Many of you argued that the flash duration, no matter how slow, is going to freeze motion –even thought the motion that I was referring too is no more than a few pixels (that’s all it would take to make an image look soft and you might not even recognize the effect as being motion blur). But then again some of those same individuals admit to bracing their cameras when they are shooting above twice life size because their images are sharper when they do…

So what’s the deal: Can the flash freeze everything or not?!

Nope, it can’t. I know from my own experience as a photographer that motion blur is a problem, especially when you’re not in full control of the flash duration. Since most of us shoot in E-TTL or some other automatic mode then we’re not controlling the flash, the camera is.

Want proof that the flash can’t freeze everything? Look no further than the image I’ve submitted with this post. The bee is using its wings to provide air conditioning to a bee hive in 37C (98F) degree heat. I took that shot at F16, 1/200 of a second, and ISO 100. I can shoot at 5x hand held at those same settings, and that image is only about one and a half times life size. It should have been easy for the MT-24EX to catch those wings, and yet they are a complete blur…

Granted that photo is an extreme example –that bee was pumping its wings so hard that you could put your hand next to it and feel the wind (I did). But I used it for this post because it’s easy to see the movement. Now imaging taking a shot and the subject moves just a few pixels during the exposure –it’s very possible when you look at those wings.
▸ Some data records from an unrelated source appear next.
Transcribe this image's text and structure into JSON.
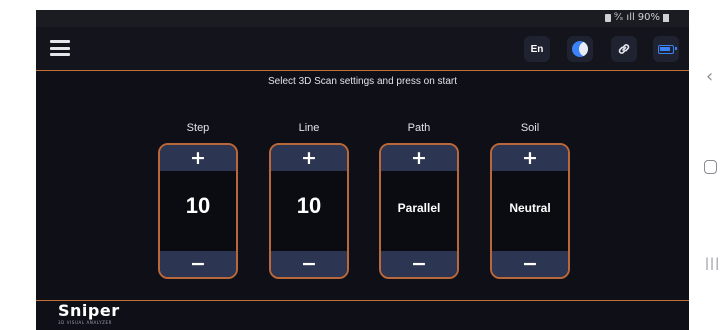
{
  "status_bar": {
    "text": "☉ ⁹⁄ₛ 🛈 90%",
    "battery": "90%"
  },
  "appbar": {
    "menu_icon": "hamburger-icon",
    "language_label": "En",
    "theme_icon": "half-moon-icon",
    "link_icon": "link-icon",
    "battery_icon": "battery-icon"
  },
  "instruction": "Select 3D Scan settings and press on start",
  "controls": [
    {
      "label": "Step",
      "value": "10",
      "plus": "+",
      "minus": "−"
    },
    {
      "label": "Line",
      "value": "10",
      "plus": "+",
      "minus": "−"
    },
    {
      "label": "Path",
      "value": "Parallel",
      "plus": "+",
      "minus": "−"
    },
    {
      "label": "Soil",
      "value": "Neutral",
      "plus": "+",
      "minus": "−"
    }
  ],
  "logo": {
    "text": "Sniper",
    "subtitle": "3D VISUAL ANALYZER"
  },
  "system_nav": {
    "back": "‹",
    "recents": "|||"
  },
  "colors": {
    "background": "#0f1017",
    "accent_line": "#c2703a",
    "button_fill": "#2c3551",
    "icon_blue": "#3b82f6"
  }
}
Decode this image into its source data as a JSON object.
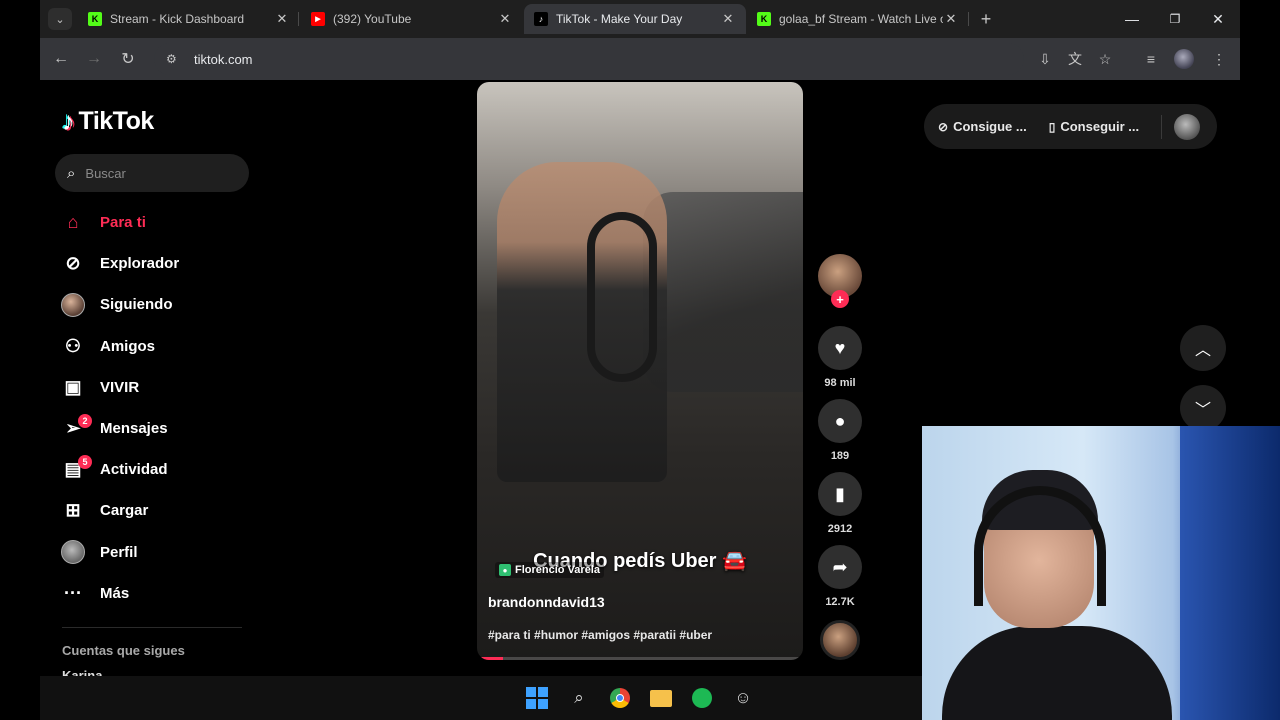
{
  "browser": {
    "tabs": [
      {
        "title": "Stream - Kick Dashboard",
        "favicon": "kick-icon",
        "active": false
      },
      {
        "title": "(392) YouTube",
        "favicon": "youtube-icon",
        "active": false
      },
      {
        "title": "TikTok - Make Your Day",
        "favicon": "tiktok-icon",
        "active": true
      },
      {
        "title": "golaa_bf Stream - Watch Live on Kick",
        "favicon": "kick-icon",
        "active": false
      }
    ],
    "url": "tiktok.com"
  },
  "tiktok": {
    "logo_text": "TikTok",
    "search_placeholder": "Buscar",
    "nav": [
      {
        "label": "Para ti",
        "icon": "home-icon",
        "active": true
      },
      {
        "label": "Explorador",
        "icon": "compass-icon"
      },
      {
        "label": "Siguiendo",
        "icon": "avatar-icon"
      },
      {
        "label": "Amigos",
        "icon": "friends-icon"
      },
      {
        "label": "VIVIR",
        "icon": "live-icon"
      },
      {
        "label": "Mensajes",
        "icon": "messages-icon",
        "badge": "2"
      },
      {
        "label": "Actividad",
        "icon": "activity-icon",
        "badge": "5"
      },
      {
        "label": "Cargar",
        "icon": "upload-icon"
      },
      {
        "label": "Perfil",
        "icon": "profile-avatar-icon"
      },
      {
        "label": "Más",
        "icon": "more-icon"
      }
    ],
    "following_header": "Cuentas que sigues",
    "following_first": "Karina"
  },
  "video": {
    "overlay_caption": "Cuando pedís Uber 🚘",
    "location": "Florencio Varela",
    "author": "brandonndavid13",
    "hashtags": "#para ti #humor #amigos #paratii #uber",
    "progress": 0.08
  },
  "actions": {
    "likes": "98 mil",
    "comments": "189",
    "saves": "2912",
    "shares": "12.7K"
  },
  "get_app": {
    "item1": "Consigue ...",
    "item2": "Conseguir ..."
  }
}
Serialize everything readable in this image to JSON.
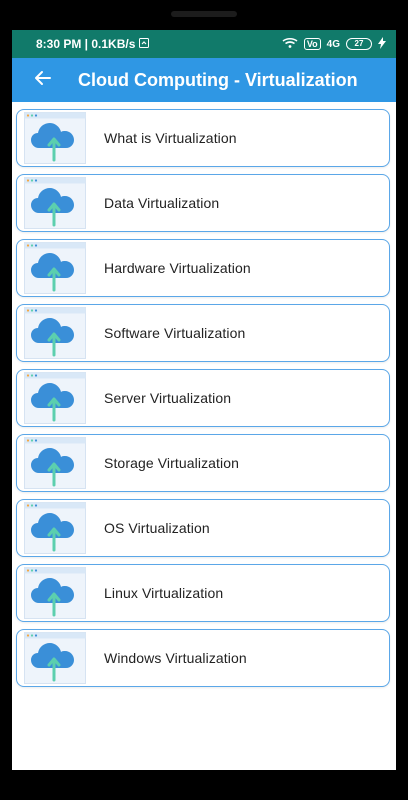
{
  "status_bar": {
    "time_network": "8:30 PM | 0.1KB/s",
    "badge_vol": "Vo",
    "badge_4g": "4G",
    "battery": "27"
  },
  "app_bar": {
    "title": "Cloud Computing - Virtualization"
  },
  "items": [
    {
      "label": "What is Virtualization"
    },
    {
      "label": "Data Virtualization"
    },
    {
      "label": "Hardware Virtualization"
    },
    {
      "label": "Software Virtualization"
    },
    {
      "label": "Server Virtualization"
    },
    {
      "label": "Storage Virtualization"
    },
    {
      "label": "OS Virtualization"
    },
    {
      "label": "Linux Virtualization"
    },
    {
      "label": "Windows Virtualization"
    }
  ],
  "icons": {
    "back": "arrow-back-icon",
    "item": "cloud-upload-icon"
  },
  "colors": {
    "status_bar": "#117a6a",
    "app_bar": "#2f97e4",
    "card_border": "#5ba7e8",
    "cloud": "#3a8fd8",
    "arrow": "#5ccfae"
  }
}
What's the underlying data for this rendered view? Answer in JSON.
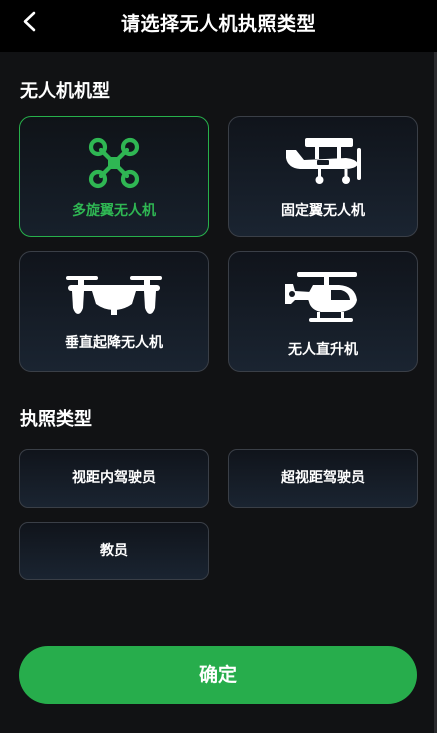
{
  "header": {
    "title": "请选择无人机执照类型",
    "back_icon": "chevron-left-icon"
  },
  "drone_section": {
    "title": "无人机机型",
    "selected_index": 0,
    "items": [
      {
        "label": "多旋翼无人机",
        "icon": "multirotor-drone-icon"
      },
      {
        "label": "固定翼无人机",
        "icon": "fixed-wing-plane-icon"
      },
      {
        "label": "垂直起降无人机",
        "icon": "vtol-drone-icon"
      },
      {
        "label": "无人直升机",
        "icon": "helicopter-icon"
      }
    ]
  },
  "license_section": {
    "title": "执照类型",
    "items": [
      {
        "label": "视距内驾驶员"
      },
      {
        "label": "超视距驾驶员"
      },
      {
        "label": "教员"
      }
    ]
  },
  "confirm_label": "确定",
  "colors": {
    "accent": "#27ad4c",
    "background": "#111214",
    "header": "#000000"
  }
}
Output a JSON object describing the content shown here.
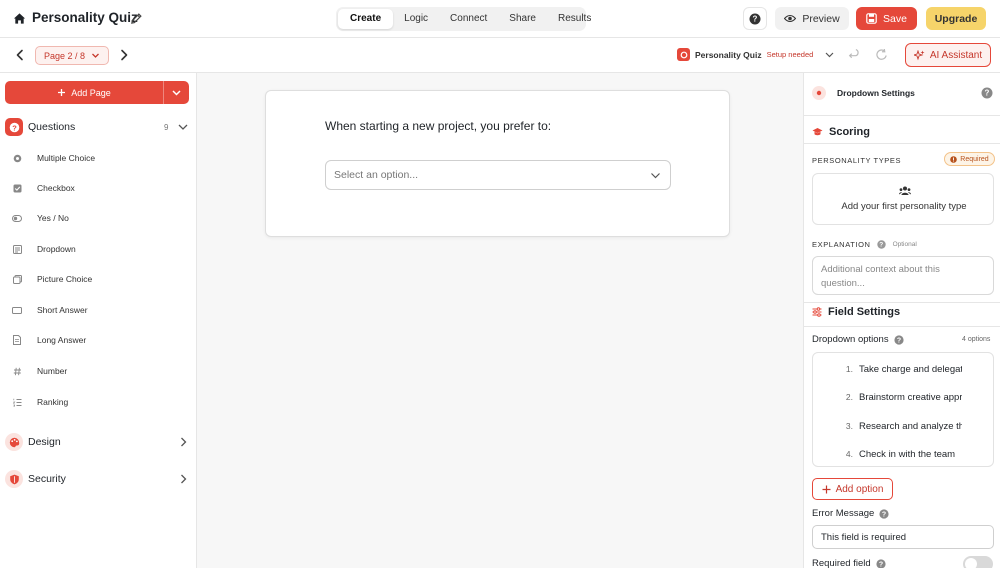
{
  "header": {
    "title": "Personality Quiz",
    "tabs": [
      {
        "label": "Create",
        "active": true
      },
      {
        "label": "Logic",
        "active": false
      },
      {
        "label": "Connect",
        "active": false
      },
      {
        "label": "Share",
        "active": false
      },
      {
        "label": "Results",
        "active": false
      }
    ],
    "preview_label": "Preview",
    "save_label": "Save",
    "upgrade_label": "Upgrade"
  },
  "subbar": {
    "page_label": "Page 2 / 8",
    "quiz_name": "Personality Quiz",
    "quiz_status": "Setup needed",
    "ai_label": "AI Assistant"
  },
  "sidebar": {
    "add_page_label": "Add Page",
    "questions_label": "Questions",
    "questions_count": "9",
    "items": [
      {
        "label": "Multiple Choice",
        "icon": "radio-icon"
      },
      {
        "label": "Checkbox",
        "icon": "checkbox-icon"
      },
      {
        "label": "Yes / No",
        "icon": "toggle-icon"
      },
      {
        "label": "Dropdown",
        "icon": "dropdown-icon"
      },
      {
        "label": "Picture Choice",
        "icon": "image-icon"
      },
      {
        "label": "Short Answer",
        "icon": "short-text-icon"
      },
      {
        "label": "Long Answer",
        "icon": "long-text-icon"
      },
      {
        "label": "Number",
        "icon": "hash-icon"
      },
      {
        "label": "Ranking",
        "icon": "ranking-icon"
      }
    ],
    "design_label": "Design",
    "security_label": "Security"
  },
  "canvas": {
    "question_text": "When starting a new project, you prefer to:",
    "select_placeholder": "Select an option..."
  },
  "panel": {
    "title": "Dropdown Settings",
    "scoring_title": "Scoring",
    "personality_types_label": "PERSONALITY TYPES",
    "required_badge": "Required",
    "add_type_text": "Add your first personality type",
    "explanation_label": "EXPLANATION",
    "optional_badge": "Optional",
    "explanation_placeholder": "Additional context about this question...",
    "field_settings_title": "Field Settings",
    "dropdown_options_label": "Dropdown options",
    "options_count": "4 options",
    "options": [
      {
        "num": "1.",
        "text": "Take charge and delegate"
      },
      {
        "num": "2.",
        "text": "Brainstorm creative approaches"
      },
      {
        "num": "3.",
        "text": "Research and analyze thoroughly"
      },
      {
        "num": "4.",
        "text": "Check in with the team"
      }
    ],
    "add_option_label": "Add option",
    "error_message_label": "Error Message",
    "error_message_value": "This field is required",
    "required_field_label": "Required field"
  },
  "colors": {
    "accent": "#e5483a",
    "upgrade": "#f6d46a"
  }
}
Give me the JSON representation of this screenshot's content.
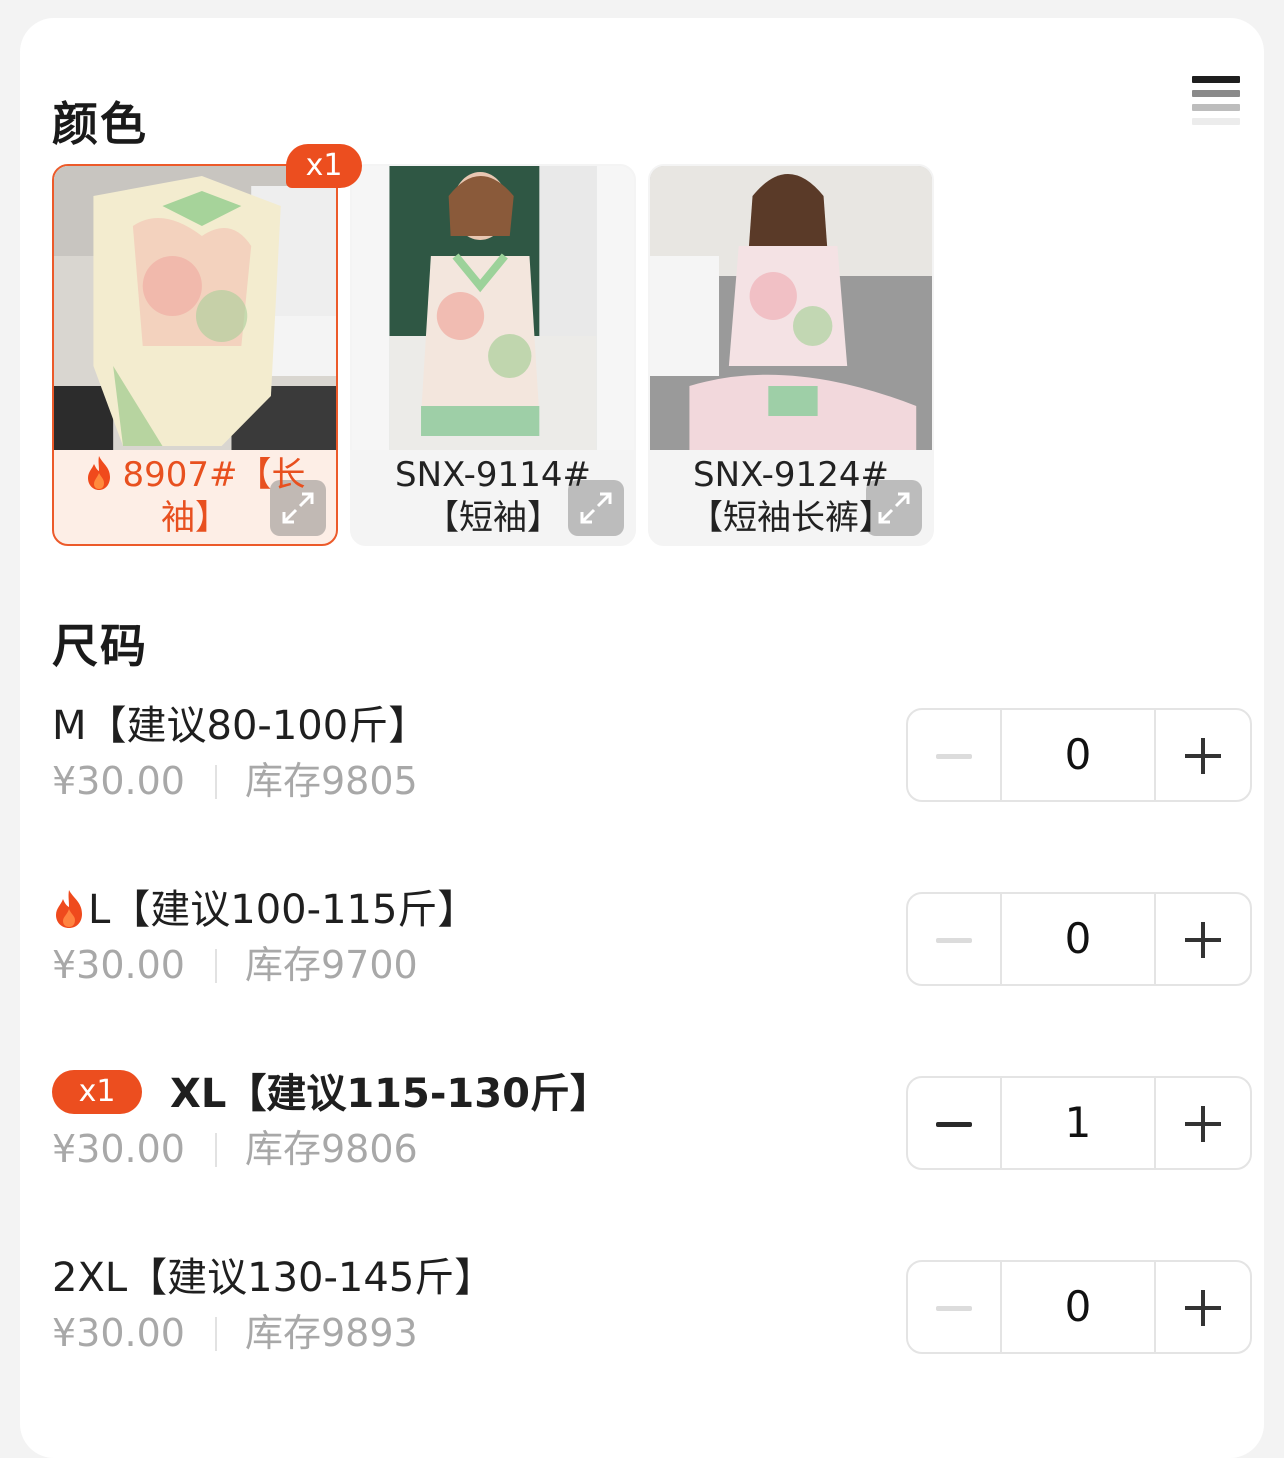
{
  "sections": {
    "color_title": "颜色",
    "size_title": "尺码"
  },
  "colors": [
    {
      "label": "8907#【长袖】",
      "line1": "8907#【长",
      "line2": "袖】",
      "selected": true,
      "badge": "x1",
      "hot": true
    },
    {
      "label": "SNX-9114#【短袖】",
      "line1": "SNX-9114#",
      "line2": "【短袖】",
      "selected": false
    },
    {
      "label": "SNX-9124#【短袖长裤】",
      "line1": "SNX-9124#",
      "line2": "【短袖长裤】",
      "selected": false
    }
  ],
  "sizes": [
    {
      "name": "M【建议80-100斤】",
      "price": "¥30.00",
      "stock": "库存9805",
      "qty": "0"
    },
    {
      "name": "L【建议100-115斤】",
      "price": "¥30.00",
      "stock": "库存9700",
      "qty": "0",
      "hot": true
    },
    {
      "name": "XL【建议115-130斤】",
      "price": "¥30.00",
      "stock": "库存9806",
      "qty": "1",
      "badge": "x1",
      "selected": true
    },
    {
      "name": "2XL【建议130-145斤】",
      "price": "¥30.00",
      "stock": "库存9893",
      "qty": "0"
    }
  ],
  "colors_theme": {
    "accent": "#ec4e1f",
    "selected_bg": "#fdeee6",
    "muted_text": "#a8a8a8"
  }
}
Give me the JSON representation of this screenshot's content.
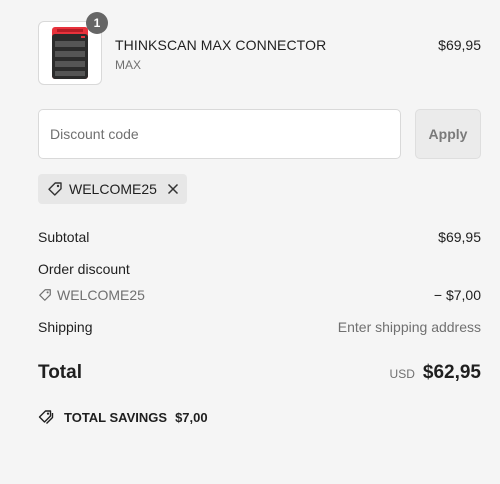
{
  "line_item": {
    "quantity": "1",
    "name": "THINKSCAN MAX CONNECTOR",
    "variant": "MAX",
    "price": "$69,95"
  },
  "discount": {
    "placeholder": "Discount code",
    "value": "",
    "apply_label": "Apply",
    "applied_code": "WELCOME25"
  },
  "summary": {
    "subtotal_label": "Subtotal",
    "subtotal_value": "$69,95",
    "order_discount_label": "Order discount",
    "order_discount_code": "WELCOME25",
    "order_discount_value": "− $7,00",
    "shipping_label": "Shipping",
    "shipping_value": "Enter shipping address",
    "total_label": "Total",
    "total_currency": "USD",
    "total_value": "$62,95",
    "savings_label": "TOTAL SAVINGS",
    "savings_value": "$7,00"
  },
  "icons": {
    "product": "obd-connector-image",
    "tag": "tag-icon",
    "remove": "close-icon",
    "savings": "tags-icon"
  },
  "colors": {
    "background": "#f5f5f5",
    "badge": "#666666",
    "product_red": "#e8323c"
  }
}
Do you still think that diffraction is your biggest enemy when shooting at high magnification? I don’t.

You don’t have to use a tripod either –just look for ways to brace the camera…